WWI helped to increase the breed’s popularity in the United States. American Soldiers saw what the dogs were capable of while fighting the Germans and many brought dogs back with them to the states.

German Shepherd Dogs 101 Of course, you know who Rin-Tin-Tin is, but did you know he was named after a French puppet because he was bred and rescued in France, not Germany? And, he is said to be “America’s First Rescue Dog.” Finally, he was awarded the American Humane Association’s first Legacy Award in 2011. He also has a star on the Hollywood Walk of Fame.

Before there was Rin-Tin-Tin, there was Strongheart. He was one of the earliest canine stars and even has a star on the Hollywood Walk of Fame. He starred in six movies.
By 1914, the breed was so popular in America that there was talk of changing the name to “sheepdog” or “shepherd dog” – dropping the German attribution. In 1917 the AKC does, in fact, remove the word “German” in front of the breed’s name. It remained that way until 1930 when members of the Breed club voted to change it back.

IGerman Shepherd Dogs 101n 1929, Mrs. Harrison Eustis founds “The Seeing Eye” to train German Sheppard dogs for use as guide dogs for the blind. Morris Frank was a blind man reading about the WWI veterans who were blinded and using these amazing dogs as guides.

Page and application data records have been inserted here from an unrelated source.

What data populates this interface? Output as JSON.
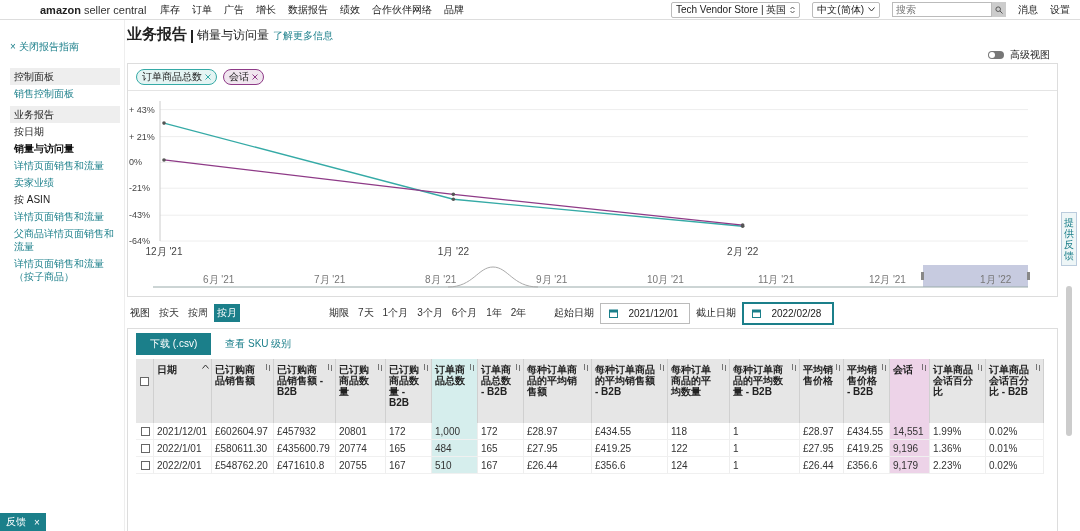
{
  "topbar": {
    "logo": {
      "brand": "amazon",
      "product": "seller central"
    },
    "nav": [
      "库存",
      "订单",
      "广告",
      "增长",
      "数据报告",
      "绩效",
      "合作伙伴网络",
      "品牌"
    ],
    "store": "Tech Vendor Store | 英国",
    "language": "中文(简体)",
    "search": {
      "placeholder": "搜索"
    },
    "links": [
      "消息",
      "设置"
    ]
  },
  "sidebar": {
    "close": "× 关闭报告指南",
    "items": [
      {
        "kind": "section",
        "label": "控制面板",
        "selected": false
      },
      {
        "kind": "link",
        "label": "销售控制面板",
        "selected": false
      },
      {
        "kind": "section",
        "label": "业务报告",
        "selected": false
      },
      {
        "kind": "group",
        "label": "按日期",
        "selected": false
      },
      {
        "kind": "link",
        "label": "销量与访问量",
        "selected": true
      },
      {
        "kind": "link",
        "label": "详情页面销售和流量",
        "selected": false
      },
      {
        "kind": "link",
        "label": "卖家业绩",
        "selected": false
      },
      {
        "kind": "group",
        "label": "按 ASIN",
        "selected": false
      },
      {
        "kind": "link",
        "label": "详情页面销售和流量",
        "selected": false
      },
      {
        "kind": "link",
        "label": "父商品详情页面销售和流量",
        "selected": false
      },
      {
        "kind": "link",
        "label": "详情页面销售和流量（按子商品）",
        "selected": false
      }
    ]
  },
  "header": {
    "title": "业务报告",
    "subtitle": "销量与访问量",
    "learn_more": "了解更多信息",
    "view_toggle": {
      "label": "高级视图",
      "on": false
    }
  },
  "chart": {
    "chart_data": {
      "type": "line",
      "grid": true,
      "categories": [
        "12月 '21",
        "1月 '22",
        "2月 '22"
      ],
      "series": [
        {
          "name": "订单商品总数",
          "color": "#35aaa6",
          "values": [
            32,
            -30,
            -52
          ]
        },
        {
          "name": "会话",
          "color": "#8e3a87",
          "values": [
            2,
            -26,
            -51
          ]
        }
      ],
      "ylim": [
        -64,
        50
      ],
      "yticks": [
        {
          "value": 43,
          "label": "+ 43%"
        },
        {
          "value": 21,
          "label": "+ 21%"
        },
        {
          "value": 0,
          "label": "0%"
        },
        {
          "value": -21,
          "label": "-21%"
        },
        {
          "value": -43,
          "label": "-43%"
        },
        {
          "value": -64,
          "label": "-64%"
        }
      ]
    },
    "navigator": {
      "labels": [
        "6月 '21",
        "7月 '21",
        "8月 '21",
        "9月 '21",
        "10月 '21",
        "11月 '21",
        "12月 '21",
        "1月 '22"
      ]
    }
  },
  "controls": {
    "view_label": "视图",
    "views": [
      {
        "label": "按天",
        "selected": false
      },
      {
        "label": "按周",
        "selected": false
      },
      {
        "label": "按月",
        "selected": true
      }
    ],
    "range_label": "期限",
    "ranges": [
      {
        "label": "7天",
        "selected": false
      },
      {
        "label": "1个月",
        "selected": false
      },
      {
        "label": "3个月",
        "selected": false
      },
      {
        "label": "6个月",
        "selected": false
      },
      {
        "label": "1年",
        "selected": false
      },
      {
        "label": "2年",
        "selected": false
      }
    ],
    "start_label": "起始日期",
    "start": "2021/12/01",
    "end_label": "截止日期",
    "end": "2022/02/28"
  },
  "table": {
    "download": "下载 (.csv)",
    "sku_link": "查看 SKU 级别",
    "header_checked": false,
    "columns": [
      {
        "label": "日期",
        "sorted": true
      },
      {
        "label": "已订购商品销售额",
        "sorted": false
      },
      {
        "label": "已订购商品销售额 - B2B",
        "sorted": false
      },
      {
        "label": "已订购商品数量",
        "sorted": false
      },
      {
        "label": "已订购商品数量 - B2B",
        "sorted": false
      },
      {
        "label": "订单商品总数",
        "sorted": false,
        "color": "#d6eeed"
      },
      {
        "label": "订单商品总数 - B2B",
        "sorted": false
      },
      {
        "label": "每种订单商品的平均销售额",
        "sorted": false
      },
      {
        "label": "每种订单商品的平均销售额 - B2B",
        "sorted": false
      },
      {
        "label": "每种订单商品的平均数量",
        "sorted": false
      },
      {
        "label": "每种订单商品的平均数量 - B2B",
        "sorted": false
      },
      {
        "label": "平均销售价格",
        "sorted": false
      },
      {
        "label": "平均销售价格 - B2B",
        "sorted": false
      },
      {
        "label": "会话",
        "sorted": false,
        "color": "#edd3e8"
      },
      {
        "label": "订单商品会话百分比",
        "sorted": false
      },
      {
        "label": "订单商品会话百分比 - B2B",
        "sorted": false
      }
    ],
    "rows": [
      {
        "selected": false,
        "cells": [
          "2021/12/01",
          "£602604.97",
          "£457932",
          "20801",
          "172",
          "1,000",
          "172",
          "£28.97",
          "£434.55",
          "118",
          "1",
          "£28.97",
          "£434.55",
          "14,551",
          "1.99%",
          "0.02%"
        ]
      },
      {
        "selected": false,
        "cells": [
          "2022/1/01",
          "£580611.30",
          "£435600.79",
          "20774",
          "165",
          "484",
          "165",
          "£27.95",
          "£419.25",
          "122",
          "1",
          "£27.95",
          "£419.25",
          "9,196",
          "1.36%",
          "0.01%"
        ]
      },
      {
        "selected": false,
        "cells": [
          "2022/2/01",
          "£548762.20",
          "£471610.8",
          "20755",
          "167",
          "510",
          "167",
          "£26.44",
          "£356.6",
          "124",
          "1",
          "£26.44",
          "£356.6",
          "9,179",
          "2.23%",
          "0.02%"
        ]
      }
    ]
  },
  "feedback": {
    "label": "反馈",
    "close": "×",
    "side_tab": "提供反馈"
  }
}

He contacted Eustis was already working with the breed in Switzerland, and the rest is history.

The GSD does not just enjoy popularity in America. There are hundreds of thousands of fanciers in 78 countries worldwide. There are 250,000 purebred GSDs in Germany alone, with about 15,000 puppies born a year. There is even a World Union of German Shepherd Dog Clubs.

German Shepherd Dogs 101The German Shepherd (German: Deutscher Schäferhund, German pronunciation: [ˈʃɛːfɐˌhʊnt]) is a breed of medium to a large-sized working dog that originated in Germany. The breed’s officially recognized name is German Shepherd Dog in the English language, sometimes abbreviated as GSD and was also formerly known as the Alsatian in Britain.[5] The German Shepherd is a relatively new breed of dog, with their origin dating to 1899. As part of the Herding Group, German Shepherds are working dogs developed originally for herding sheep. Since that time, however, because of their strength, intelligence, trainability, and obedience, German Shepherds around the world are often the preferred breed for many types of work, including disability assistance, search-and-rescue, police and military roles, and even acting.[6] The German Shepherd is the second-most registered breed by the American Kennel Club[7] and fourth-most registered breed by The Kennel Club in the United Kingdom

Sharing is CaringShare on FacebookShare on Google+Tweet about this on TwitterShare on RedditShare on TumblrDigg thisShare on StumbleUponShare on LinkedInShare on YummlyShare on VK




Leave a Reply

Your email address will not be published. Required fields are marked *